Posted in Uncategorized Also tagged , , , |

Always Bring Your Camera

Statue and Flowers, Sanctuario de Guadalupe, Santa Fe, New Mexic

Here’s another fairly basic, but important, lesson of photography:  always have your camera with you.  You can’t capture an image if you don’t have a camera with which to photograph it.

On a recent trip to Santa Fe, New Mexico, I really had not intended to do any photography.  But when I travel these days, I feel a little under-equipped if I don’t have a camera with me, so I threw my camera bag and tripod in the back of my car, figuring it would just take up space until I returned home.

Well, sure enough, while walking around Santa Fe and not thinking particularly about photography, I happened to walk by the Sanctuario de Guadalupe and was struck by this scene.  I couldn’t help but take in the texture of the adobe, the flowing lines of the alcove, and the serene expression on the statue, and think that it would make a good image.  So, I grabbed my camera out of my hotel room not too far away and was able to capture the image in this post, “Statue and Flowers, Sanctuario de Guadalupe.”
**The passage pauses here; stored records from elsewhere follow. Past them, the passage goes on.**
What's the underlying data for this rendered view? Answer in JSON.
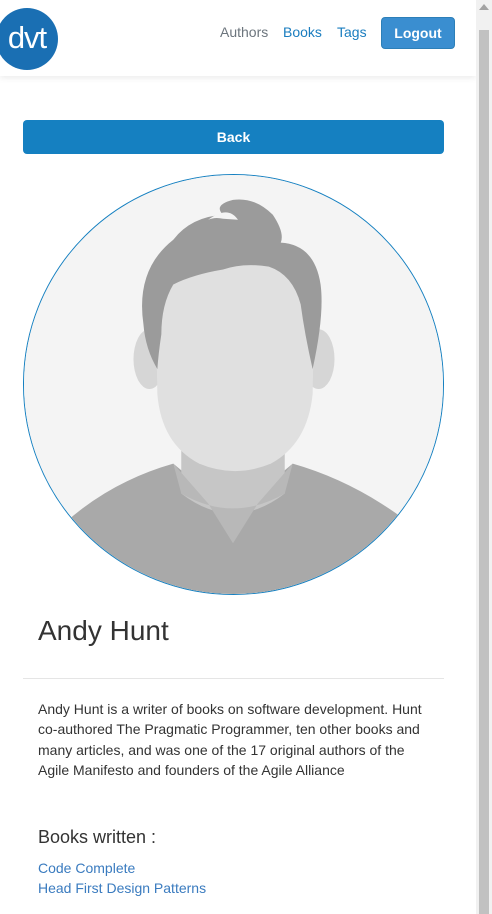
{
  "header": {
    "logo_text": "dvt",
    "nav": {
      "authors": "Authors",
      "books": "Books",
      "tags": "Tags"
    },
    "logout_label": "Logout"
  },
  "back_label": "Back",
  "author": {
    "name": "Andy Hunt",
    "bio": "Andy Hunt is a writer of books on software development. Hunt co-authored The Pragmatic Programmer, ten other books and many articles, and was one of the 17 original authors of the Agile Manifesto and founders of the Agile Alliance"
  },
  "books_heading": "Books written :",
  "books": [
    "Code Complete",
    "Head First Design Patterns"
  ],
  "colors": {
    "primary": "#1580c1",
    "logo": "#1a6fb3",
    "link": "#3a7bbf"
  },
  "icons": {
    "avatar": "default-profile-avatar-icon"
  }
}
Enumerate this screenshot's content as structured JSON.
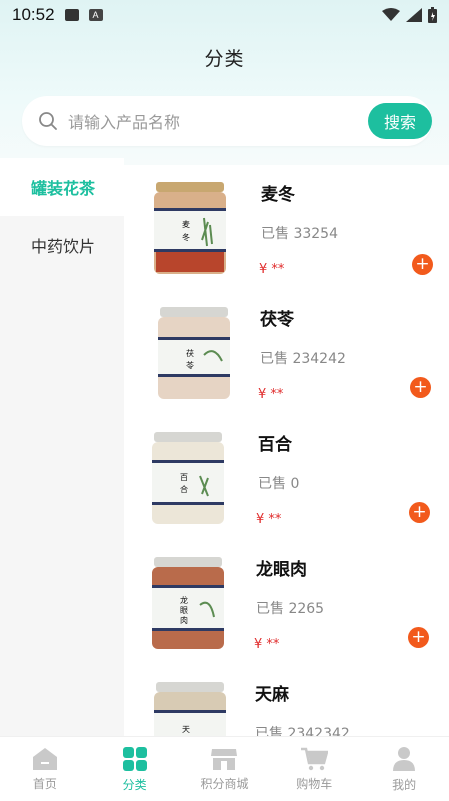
{
  "status": {
    "time": "10:52",
    "icon_a": "A"
  },
  "header": {
    "title": "分类"
  },
  "search": {
    "placeholder": "请输入产品名称",
    "button_label": "搜索"
  },
  "sidebar": {
    "items": [
      {
        "label": "罐装花茶",
        "active": true
      },
      {
        "label": "中药饮片",
        "active": false
      }
    ]
  },
  "products": [
    {
      "name": "麦冬",
      "sold": "已售 33254",
      "price": "¥ **",
      "jar_label": "麦冬"
    },
    {
      "name": "茯苓",
      "sold": "已售 234242",
      "price": "¥ **",
      "jar_label": "茯苓"
    },
    {
      "name": "百合",
      "sold": "已售 0",
      "price": "¥ **",
      "jar_label": "百合"
    },
    {
      "name": "龙眼肉",
      "sold": "已售 2265",
      "price": "¥ **",
      "jar_label": "龙眼肉"
    },
    {
      "name": "天麻",
      "sold": "已售 2342342",
      "price": "",
      "jar_label": "天"
    }
  ],
  "tabbar": {
    "items": [
      {
        "label": "首页",
        "icon": "home-icon"
      },
      {
        "label": "分类",
        "icon": "category-icon",
        "active": true
      },
      {
        "label": "积分商城",
        "icon": "store-icon"
      },
      {
        "label": "购物车",
        "icon": "cart-icon"
      },
      {
        "label": "我的",
        "icon": "user-icon"
      }
    ]
  },
  "colors": {
    "accent": "#1dbf9f",
    "price": "#e02b2b",
    "add": "#f25a1c"
  }
}
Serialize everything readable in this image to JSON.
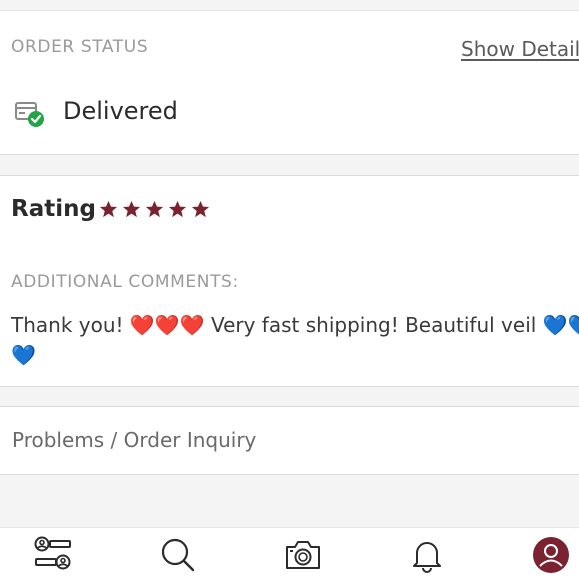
{
  "order_status": {
    "label": "ORDER STATUS",
    "show_details": "Show Details",
    "status_text": "Delivered",
    "status_icon": "delivered-box-check-icon",
    "status_color": "#22a447"
  },
  "rating": {
    "title": "Rating",
    "stars": 5,
    "max_stars": 5,
    "star_color": "#7a2230",
    "comments_label": "ADDITIONAL COMMENTS:",
    "comment": "Thank you! ❤️❤️❤️ Very fast shipping! Beautiful veil 💙💙💙"
  },
  "problems": {
    "label": "Problems / Order Inquiry"
  },
  "tabbar": {
    "items": [
      {
        "name": "feed",
        "icon": "people-list-icon"
      },
      {
        "name": "search",
        "icon": "search-icon"
      },
      {
        "name": "sell",
        "icon": "camera-icon"
      },
      {
        "name": "news",
        "icon": "bell-icon"
      },
      {
        "name": "account",
        "icon": "account-avatar-icon",
        "color": "#7a2230"
      }
    ]
  }
}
I’ll admit, I don’t carry my camera gear with me everywhere I go.  But I’m getting better about taking it with me if there’s a possibility for photography, even if I think it’s unlikely.  Part of practicing photography is making the time and effort for it, and having your camera with you is a necessary and obvious prerequisite to making great images.

Posted in Uncategorized Also tagged , , , , |

Taking More Time to Do Less

Dusk in the Canyon of the Rio Grande, New Mexico

This is a lesson I’ve learned the hard way, many times.

One of the most difficult aspects of photography for me has nothing to do with cameras or darkrooms (be they the digital kind or otherwise).  Rather, it’s being in the right place at the right time.  This is especially true when traveling to a location I’ve not been to before or visited only infrequently.  I will do a fair amount of research on the area to create a list of locations that seem promising for photography.  This actually works pretty well, because when I arrive, I generally have a pretty good idea of the lay of the land.  It actually may work too well, because on more than one occasion, I’ve passed up perfectly good photographic opportunities in order to get to the next location on my list.  Invariably, I end up not only missing the opportunity I passed up, but also the opportunity I was hoping to have, because by the time I arrive at my listed location, the light will have faded, I won’t see a good composition, or any other number of problems crop up.

Not this time.  The image in this post, “Dusk in the Canyon of the Rio Grande,” was made on my way from one location on my list to another.  I had been photographing the San Geronimo church in Taos Pueblo, New Mexico, for an idea I’m trying to put together, and was on my way to the San Jose de Gracia church in Las Trampas, New Mexico to continue the project.  Driving on the Low Road in the canyon of the Rio Grande, I noticed this glassy sheen on the river as the sun was setting, so beautiful!  Beautiful, but there was no way there would be enough time to stop to photograph it and still make it to Las Trampas before dark.

So, Las Trampas will have to wait until another day, because I stopped to explore the opportunities before me along the Rio Grande.  That’s the thing about landscape photography, you can’t rush it.  If you try to fit in too many locations in a given time, the odds are you’ll come away with nothing at all.  It’s better to take more time and do less.

Lesson learned!

Posted in Uncategorized Also tagged , , , , |